Technology for gathering language documentation has changed dramatically, just as language documentation efforts have redoubled in the face of rapid and massive language extinction. Audio and video recorders are all digital, and the work of building dictionaries and translating collected texts is now typically done on a laptop computer. One of the most moving parts of The Linguists, a documentary chronicling the work of two endangered language researchers (viewable for free on Babelgum), comes when the last speakers of Chulym, a language of Siberia, are able to immediately see a digital video recording of themselves speaking their native language, which was heavily supressed in the Soviet era.
While digital technology provides new tools in the effort to document the world's endangered languages, it also presents a challenge for archivists trying to preserve data that is "born digital" and only exists in a digital format. The Digital Endangered Languages and Musics Archive Network (DELAMAN), is a network of digital archives that support endangered language documentation by helping ensure that data remains safe, discoverable, accessible, and usable.

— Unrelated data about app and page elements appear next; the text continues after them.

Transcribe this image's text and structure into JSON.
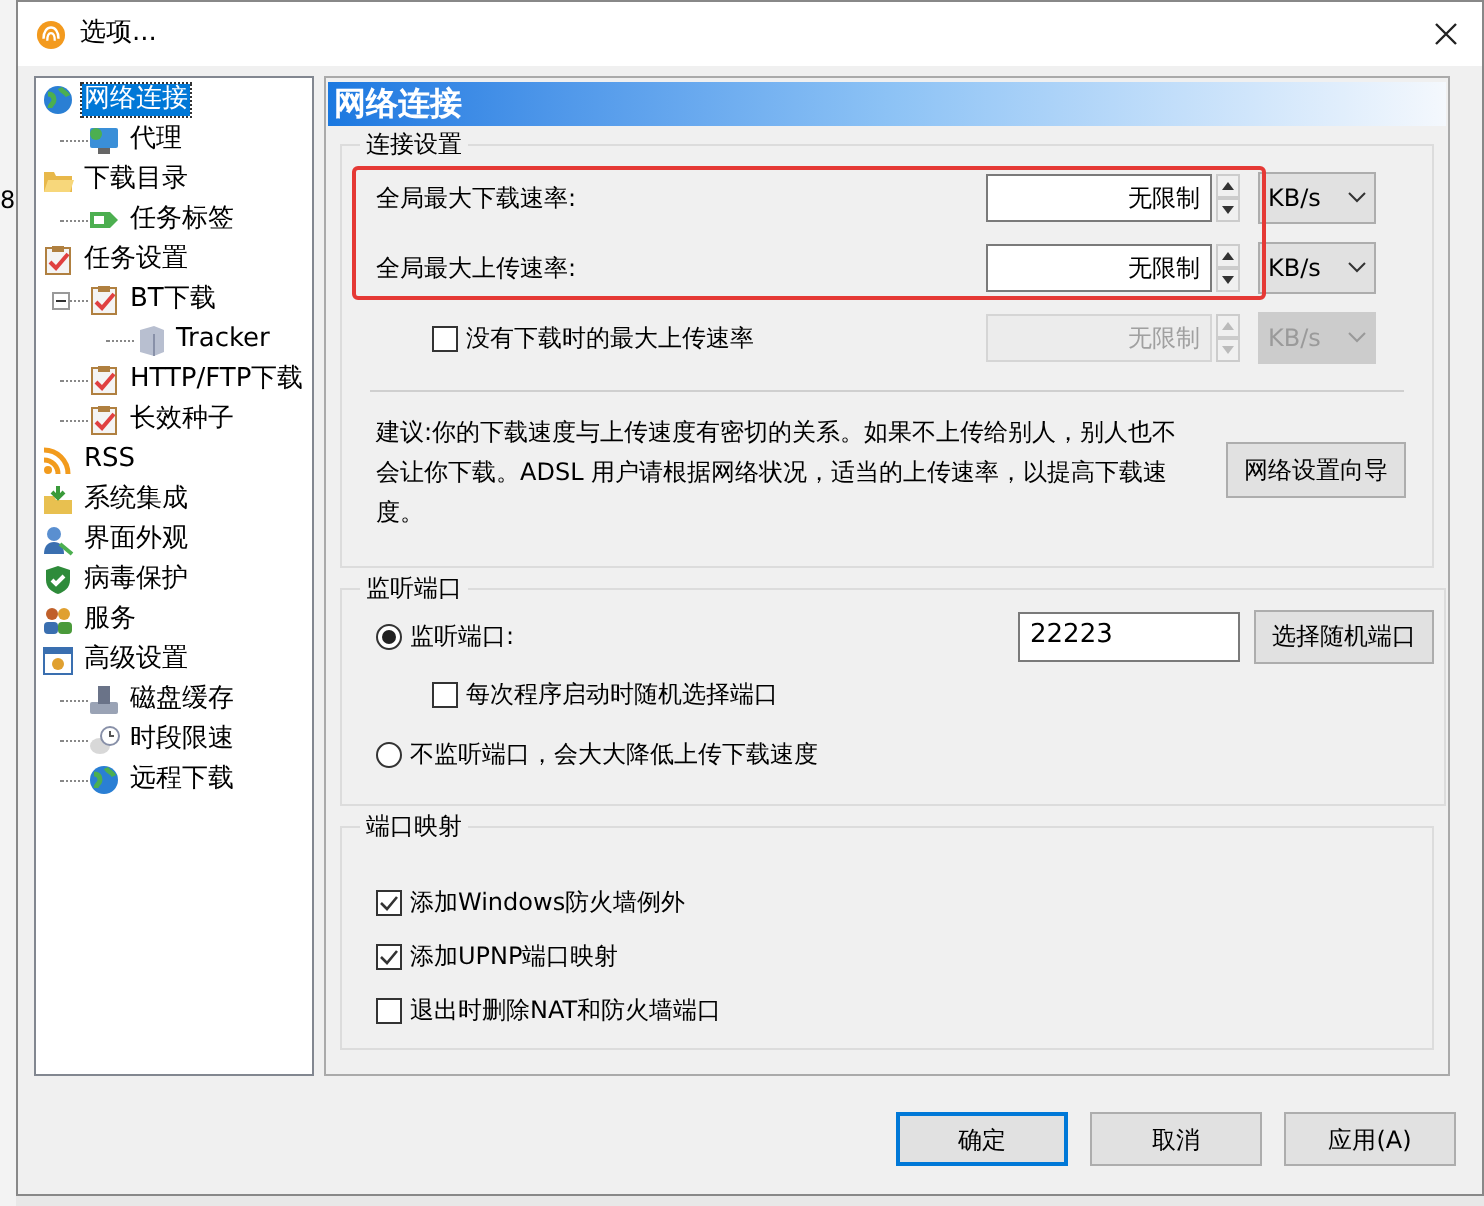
{
  "background": {
    "cell": "8"
  },
  "window": {
    "title": "选项..."
  },
  "tree": [
    {
      "label": "网络连接",
      "selected": true,
      "children": [
        {
          "label": "代理",
          "selected": false
        }
      ]
    },
    {
      "label": "下载目录",
      "selected": false,
      "children": [
        {
          "label": "任务标签",
          "selected": false
        }
      ]
    },
    {
      "label": "任务设置",
      "selected": false,
      "children": [
        {
          "label": "BT下载",
          "selected": false,
          "expanded": true,
          "children": [
            {
              "label": "Tracker",
              "selected": false
            }
          ]
        },
        {
          "label": "HTTP/FTP下载",
          "selected": false
        },
        {
          "label": "长效种子",
          "selected": false
        }
      ]
    },
    {
      "label": "RSS",
      "selected": false
    },
    {
      "label": "系统集成",
      "selected": false
    },
    {
      "label": "界面外观",
      "selected": false
    },
    {
      "label": "病毒保护",
      "selected": false
    },
    {
      "label": "服务",
      "selected": false
    },
    {
      "label": "高级设置",
      "selected": false,
      "children": [
        {
          "label": "磁盘缓存",
          "selected": false
        },
        {
          "label": "时段限速",
          "selected": false
        },
        {
          "label": "远程下载",
          "selected": false
        }
      ]
    }
  ],
  "panel": {
    "title": "网络连接",
    "connection": {
      "title": "连接设置",
      "rates": [
        {
          "kind": "rate",
          "label": "全局最大下载速率:",
          "value": "无限制",
          "unit": "KB/s",
          "disabled": false,
          "highlighted": true
        },
        {
          "kind": "rate",
          "label": "全局最大上传速率:",
          "value": "无限制",
          "unit": "KB/s",
          "disabled": false,
          "highlighted": true
        },
        {
          "kind": "checkbox_rate",
          "label": "没有下载时的最大上传速率",
          "checked": false,
          "value": "无限制",
          "unit": "KB/s",
          "disabled": true,
          "highlighted": false
        }
      ],
      "advice": "建议:你的下载速度与上传速度有密切的关系。如果不上传给别人，别人也不会让你下载。ADSL 用户请根据网络状况，适当的上传速率，以提高下载速度。",
      "wizard_button": "网络设置向导"
    },
    "listen": {
      "title": "监听端口",
      "options": [
        {
          "kind": "radio_port",
          "label": "监听端口:",
          "selected": true,
          "port": "22223",
          "button": "选择随机端口"
        },
        {
          "kind": "checkbox",
          "label": "每次程序启动时随机选择端口",
          "checked": false
        },
        {
          "kind": "radio",
          "label": "不监听端口，会大大降低上传下载速度",
          "selected": false
        }
      ]
    },
    "mapping": {
      "title": "端口映射",
      "options": [
        {
          "label": "添加Windows防火墙例外",
          "checked": true
        },
        {
          "label": "添加UPNP端口映射",
          "checked": true
        },
        {
          "label": "退出时删除NAT和防火墙端口",
          "checked": false
        }
      ]
    }
  },
  "buttons": [
    {
      "label": "确定",
      "default": true
    },
    {
      "label": "取消",
      "default": false
    },
    {
      "label": "应用(A)",
      "default": false
    }
  ]
}
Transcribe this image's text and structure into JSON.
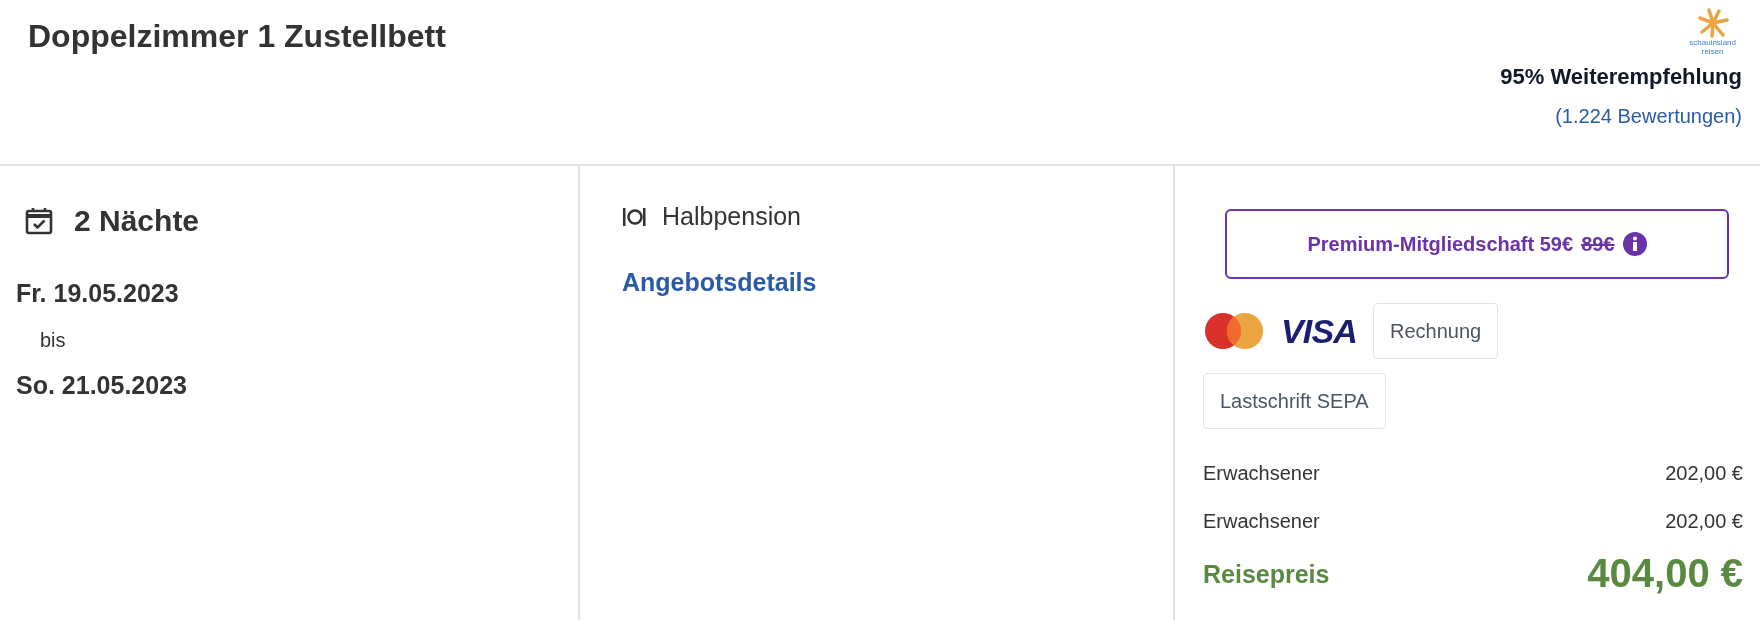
{
  "header": {
    "title": "Doppelzimmer 1 Zustellbett",
    "logo": {
      "line1": "schauinsland",
      "line2": "reisen"
    },
    "recommendation": "95% Weiterempfehlung",
    "reviews_link": "(1.224 Bewertungen)"
  },
  "dates": {
    "nights": "2 Nächte",
    "from": "Fr. 19.05.2023",
    "separator": "bis",
    "to": "So. 21.05.2023"
  },
  "board": {
    "label": "Halbpension",
    "details_link": "Angebotsdetails"
  },
  "premium": {
    "label": "Premium-Mitgliedschaft",
    "price": "59€",
    "old_price": "89€"
  },
  "payment_methods": [
    {
      "kind": "mastercard"
    },
    {
      "kind": "visa",
      "label": "VISA"
    },
    {
      "kind": "text",
      "label": "Rechnung"
    },
    {
      "kind": "text",
      "label": "Lastschrift SEPA"
    }
  ],
  "price_rows": [
    {
      "label": "Erwachsener",
      "amount": "202,00 €"
    },
    {
      "label": "Erwachsener",
      "amount": "202,00 €"
    }
  ],
  "total": {
    "label": "Reisepreis",
    "amount": "404,00 €"
  }
}
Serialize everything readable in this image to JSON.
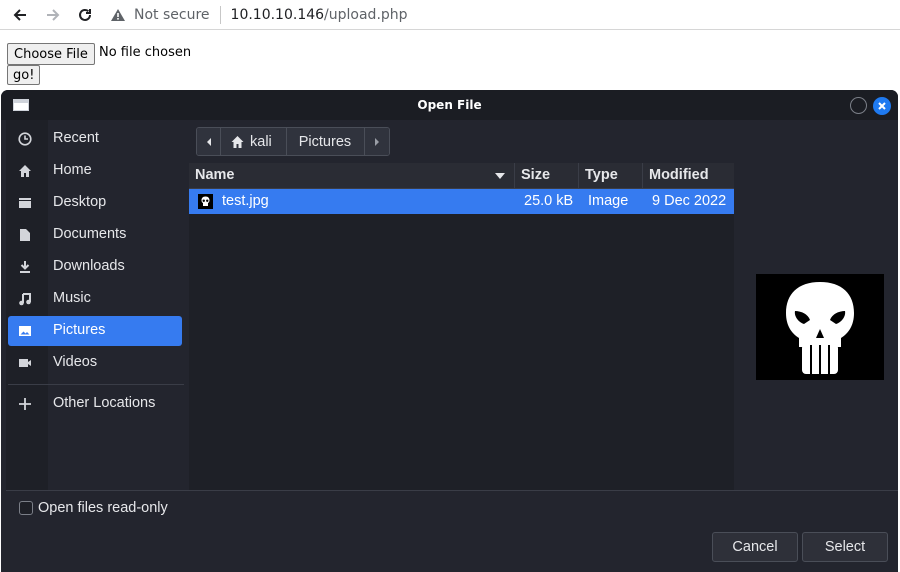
{
  "browser": {
    "security_text": "Not secure",
    "url_host": "10.10.10.146",
    "url_path": "/upload.php"
  },
  "page": {
    "choose_file_label": "Choose File",
    "file_status": "No file chosen",
    "submit_label": "go!"
  },
  "dialog": {
    "title": "Open File",
    "sidebar": {
      "items": [
        {
          "label": "Recent",
          "icon": "clock-icon"
        },
        {
          "label": "Home",
          "icon": "home-icon"
        },
        {
          "label": "Desktop",
          "icon": "desktop-icon"
        },
        {
          "label": "Documents",
          "icon": "document-icon"
        },
        {
          "label": "Downloads",
          "icon": "download-icon"
        },
        {
          "label": "Music",
          "icon": "music-icon"
        },
        {
          "label": "Pictures",
          "icon": "image-icon",
          "selected": true
        },
        {
          "label": "Videos",
          "icon": "video-icon"
        },
        {
          "label": "Other Locations",
          "icon": "plus-icon"
        }
      ]
    },
    "path": {
      "segments": [
        "kali",
        "Pictures"
      ]
    },
    "columns": {
      "name": "Name",
      "size": "Size",
      "type": "Type",
      "modified": "Modified"
    },
    "files": [
      {
        "name": "test.jpg",
        "size": "25.0 kB",
        "type": "Image",
        "modified": "9 Dec 2022",
        "selected": true
      }
    ],
    "readonly_label": "Open files read-only",
    "cancel_label": "Cancel",
    "select_label": "Select"
  },
  "colors": {
    "accent": "#367bf0",
    "dialog_bg": "#23252e",
    "list_bg": "#1e2027"
  }
}
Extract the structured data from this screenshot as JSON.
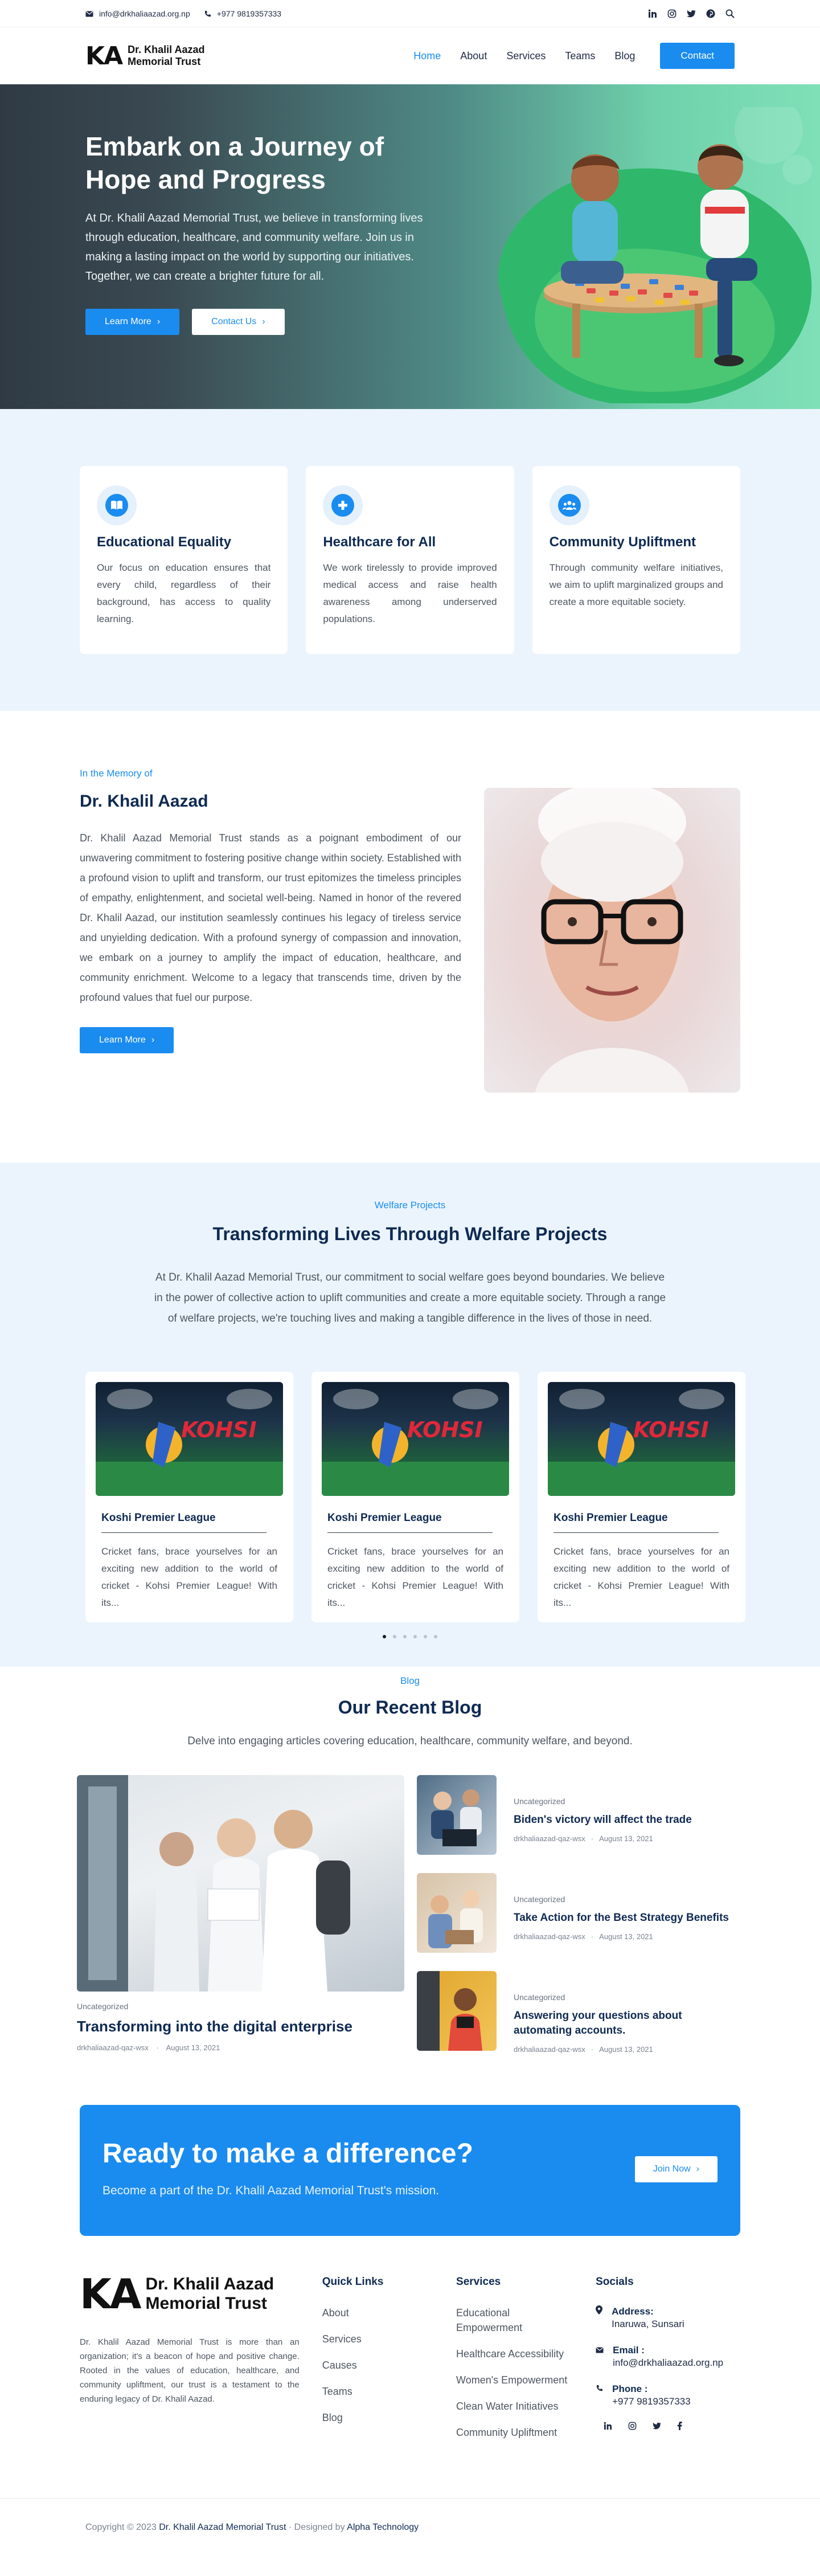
{
  "topbar": {
    "email": "info@drkhaliaazad.org.np",
    "phone": "+977 9819357333",
    "social_icons": [
      "linkedin-icon",
      "instagram-icon",
      "twitter-icon",
      "pinterest-icon",
      "search-icon"
    ]
  },
  "header": {
    "logo_mark": "KA",
    "logo_line1": "Dr. Khalil Aazad",
    "logo_line2": "Memorial Trust",
    "nav": [
      "Home",
      "About",
      "Services",
      "Teams",
      "Blog"
    ],
    "active_nav": "Home",
    "contact_button": "Contact"
  },
  "hero": {
    "title_line1": "Embark on a Journey of",
    "title_line2": "Hope and Progress",
    "text": "At Dr. Khalil Aazad Memorial Trust, we believe in transforming lives through education, healthcare, and community welfare. Join us in making a lasting impact on the world by supporting our initiatives. Together, we can create a brighter future for all.",
    "learn_more": "Learn More",
    "contact_us": "Contact Us"
  },
  "features": [
    {
      "icon": "book-icon",
      "title": "Educational Equality",
      "text": "Our focus on education ensures that every child, regardless of their background, has access to quality learning."
    },
    {
      "icon": "plus-medical-icon",
      "title": "Healthcare for All",
      "text": "We work tirelessly to provide improved medical access and raise health awareness among underserved populations."
    },
    {
      "icon": "community-icon",
      "title": "Community Upliftment",
      "text": "Through community welfare initiatives, we aim to uplift marginalized groups and create a more equitable society."
    }
  ],
  "memory": {
    "tag": "In the Memory of",
    "title": "Dr. Khalil Aazad",
    "text": "Dr. Khalil Aazad Memorial Trust stands as a poignant embodiment of our unwavering commitment to fostering positive change within society. Established with a profound vision to uplift and transform, our trust epitomizes the timeless principles of empathy, enlightenment, and societal well-being. Named in honor of the revered Dr. Khalil Aazad, our institution seamlessly continues his legacy of tireless service and unyielding dedication. With a profound synergy of compassion and innovation, we embark on a journey to amplify the impact of education, healthcare, and community enrichment. Welcome to a legacy that transcends time, driven by the profound values that fuel our purpose.",
    "button": "Learn More"
  },
  "projects": {
    "tag": "Welfare Projects",
    "title": "Transforming Lives Through Welfare Projects",
    "intro": "At Dr. Khalil Aazad Memorial Trust, our commitment to social welfare goes beyond boundaries. We believe in the power of collective action to uplift communities and create a more equitable society. Through a range of welfare projects, we're touching lives and making a tangible difference in the lives of those in need.",
    "cards": [
      {
        "title": "Koshi Premier League",
        "text": "Cricket fans, brace yourselves for an exciting new addition to the world of cricket - Kohsi Premier League! With its...",
        "logo": "KOHSI"
      },
      {
        "title": "Koshi Premier League",
        "text": "Cricket fans, brace yourselves for an exciting new addition to the world of cricket - Kohsi Premier League! With its...",
        "logo": "KOHSI"
      },
      {
        "title": "Koshi Premier League",
        "text": "Cricket fans, brace yourselves for an exciting new addition to the world of cricket - Kohsi Premier League! With its...",
        "logo": "KOHSI"
      }
    ],
    "dots": 6,
    "active_dot": 1
  },
  "blog": {
    "tag": "Blog",
    "title": "Our Recent Blog",
    "intro": "Delve into engaging articles covering education, healthcare, community welfare, and beyond.",
    "main": {
      "category": "Uncategorized",
      "title": "Transforming into the digital enterprise",
      "author": "drkhaliaazad-qaz-wsx",
      "date": "August 13, 2021"
    },
    "posts": [
      {
        "category": "Uncategorized",
        "title": "Biden's victory will affect the trade",
        "author": "drkhaliaazad-qaz-wsx",
        "date": "August 13, 2021"
      },
      {
        "category": "Uncategorized",
        "title": "Take Action for the Best Strategy Benefits",
        "author": "drkhaliaazad-qaz-wsx",
        "date": "August 13, 2021"
      },
      {
        "category": "Uncategorized",
        "title": "Answering your questions about automating accounts.",
        "author": "drkhaliaazad-qaz-wsx",
        "date": "August 13, 2021"
      }
    ]
  },
  "cta": {
    "title": "Ready to make a difference?",
    "text": "Become a part of the Dr. Khalil Aazad Memorial Trust's mission.",
    "button": "Join Now"
  },
  "footer": {
    "about": "Dr. Khalil Aazad Memorial Trust is more than an organization; it's a beacon of hope and positive change. Rooted in the values of education, healthcare, and community upliftment, our trust is a testament to the enduring legacy of Dr. Khalil Aazad.",
    "quick_links_title": "Quick Links",
    "quick_links": [
      "About",
      "Services",
      "Causes",
      "Teams",
      "Blog"
    ],
    "services_title": "Services",
    "services": [
      "Educational Empowerment",
      "Healthcare Accessibility",
      "Women's Empowerment",
      "Clean Water Initiatives",
      "Community Upliftment"
    ],
    "socials_title": "Socials",
    "address_label": "Address:",
    "address": "Inaruwa, Sunsari",
    "email_label": "Email :",
    "email": "info@drkhaliaazad.org.np",
    "phone_label": "Phone :",
    "phone": "+977 9819357333",
    "social_icons": [
      "linkedin-icon",
      "instagram-icon",
      "twitter-icon",
      "facebook-icon"
    ]
  },
  "copyright": {
    "prefix": "Copyright © 2023",
    "org": "Dr. Khalil Aazad Memorial Trust",
    "mid": "· Designed by",
    "designer": "Alpha Technology"
  },
  "colors": {
    "accent": "#1a8cf0",
    "heading": "#0f2a52",
    "section_bg": "#ebf4fd"
  }
}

Participating archives like The Rosetta Project are working to develop and promote robust archival practices around the long-term storage of linguistic data. Similar efforts have produced and promoted ISO 639-3 codes for 6,800 human languages, linguistics-specific metadata (see the Open Language Archives Community), and are promoting open and transparent file format standards for linguistic research (see the NSF-funded EMELD project)